In my last two posts I discussed Europe’s dependence on Russian natural gas and I argued that it is unlikely that this dependence will disappear anytime soon. By focusing on Russia’s prospering natural gas and oil industry I think that the past two posts downplayed the negative effects that the Russia/Ukraine conflict has the potential to bring upon the Russian economy. In this post and the next one I will elaborate on some of these negative effects and argue that Russia’s natural resource industry is one of the only bright spots in an otherwise grim view for the future of the Russian economy. As a recent Economist article, “From Bad to Worse,” emphasizes, the three most notable negative effects of the Russia/Ukraine conflict are: (1) Sanction tightening, (2) a cut off of foreign lending + investment into Russia, and (3) a fall in the value of the ruble.
1. Sanction Tightening
Although the sanctions placed on Russia as a result of the Ukraine conflict have been minimal (mostly because gas-dependent Europe refuses to risk endangering its natural gas supply), their potential negative effect is magnified by what Alexander Kilment of Eurasia Groups calls the ‘scare factor.’ The scare factor is essentially the idea that trade sanctions cause investors to expect further sanctions and trouble in the future. Shares of Russian companies that do business abroad, especially shares of those with administrative officials whose names are on the sanctions list, have fallen greatly. What makes this even worse is that the effects of the scare factor have been hitting the Russian economy where it hurts most: its energy companies. As the article states,
“Shares in Novatek, a gas producer, fell sharply when the restrictions were announced, on fears it might struggle to do deals with foreign partners or raise capital abroad because Gennady Timchenko, a friend of Vladimir Putin’s named on the American sanctions list, owns 23% of the company and sits on its board.”
The article suggests that this effect could spread to other large Russian energy firms such as Rosneft (an oil company) if the American government sanctions Igor Sechin, Rosneft’s current boss.

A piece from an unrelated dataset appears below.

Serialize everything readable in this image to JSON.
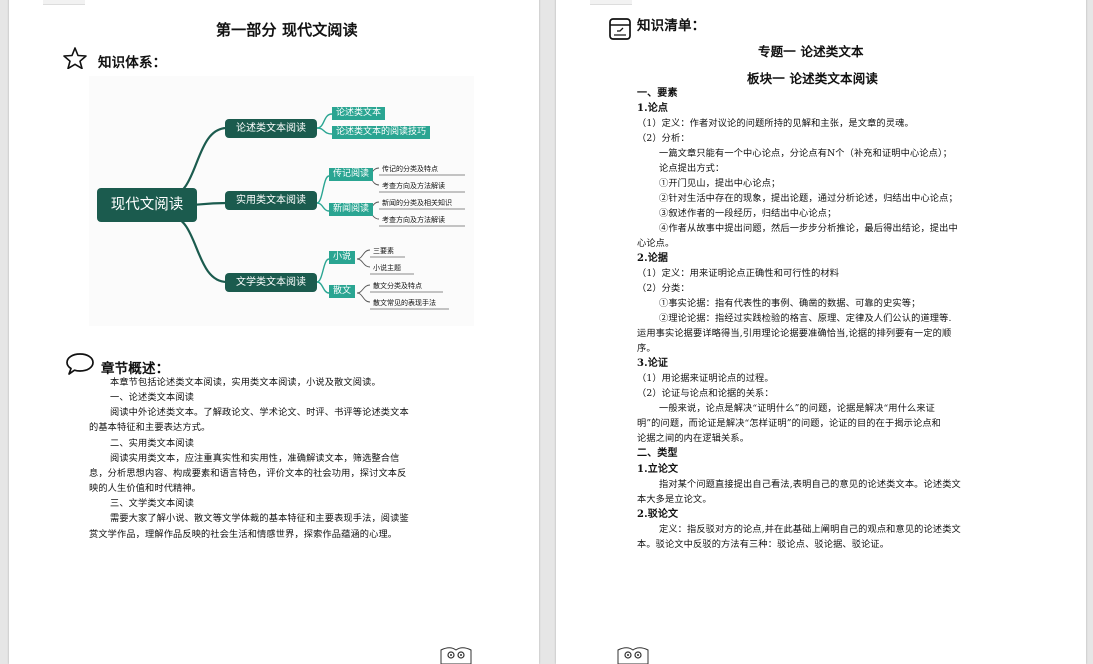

Even given these potential drops in shares, however, I have confidence that Russian energy firms will thrive. Apart from the European dependence reason I have discussed in previous posts, another key international player has entered the Russian energy game as a result of the sanctions: China. China is taking advantage of the sanctions by urging Russian firms to sign long term trade contracts that would quell some of China’s ever-growing natural resource demand. Gazprom, for example, is on the cusp of signing a deal to sell gas to China. In the next post I will elaborate on the other two negative effects: cuts in foreign lending and a drop in the value of the ruble.